Obviously it’s important to not practice mistakes, but that doesn’t mean eliminating mistakes from your practice. If you can see the difference between correct and incorrect in a movement, make efforts toward the correct. But don’t fear the mistake because it helps shape you in important ways. Overthinking the technique is paralyzing. When I first started learning Thai language, I was too shy to actually speak to anybody. So I never got to practice because I was petrified of mistakes or not being understood. Eventually, I had to start speaking. I had to make mistakes and accidentally swear or use the wrong word or be misunderstood. The more I made mistakes and wasn’t afraid of them, the more I could make adjustments to the corrections. Now, when I speak to Thais I often get a, “you speak like a native,” compliment. That’s not because my Thai is fluent or flawless; rather, it’s because when I misspeak or make a mistake I can causally and comfortably correct myself… just like native speakers do, just like I do in my native English. I was in the van on a long drive back to Pattaya with Pi Nu’s family. His 3-year-old son Nat was babbling about something and he mispronounced a word. His tone was wrong and he was saying a different word from what he meant. His mom corrected the tone, including repeating the wrong pronunciation he’d used, and then back to the correct one. Nat insisted on the first, incorrect, version a few times and his mom just kept correcting him back to the right word. By hearing it 10 times like that, it reinforced my (and Nat’s) ear toward the right pronunciation and the very minute difference between the wrong word and the right word. At first they sounded the same to me, but after the repetition they sounded so different, like you’d never mistake them for each other. The difference between the words came out through the repetition; the variety in how to throw an elbow, or how not to, comes from throwing thousands and thousands of them.

This is a Playlist of all my Sylvie’s Technique Vlogs so far:

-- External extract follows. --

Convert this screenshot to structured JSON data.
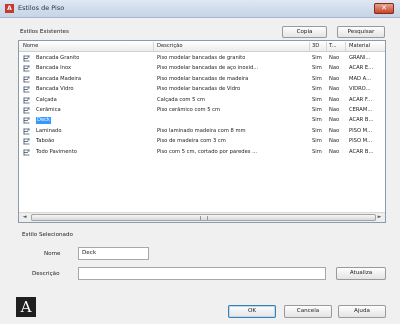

You can support this content: Sylvie von Duuglas-Ittu on Patreon
Posted In
Muay Thai

A 100 lb. (46 kg) female Muay Thai fighter. Originally I trained under Kumron Vaitayanon (Master K) and Kaensak sor. Ploenjit in New Jersey. I then moved to Thailand to train and fight full time in April of 2012, devoting myself to fighting 100 Thai fights, as well as blogging full time. Having surpassed 100, and then 200, becoming the westerner with the most fights in Thailand, in history, my new goal is to fight an impossible 471 times, the historical record for the greatest number of documented professional fights (see western boxer Len Wickwar, circa 1940), and along the way to continue documenting the Muay Thai of Thailand in the Muay Thai Library project: see


Sponsors of 8LimbsUs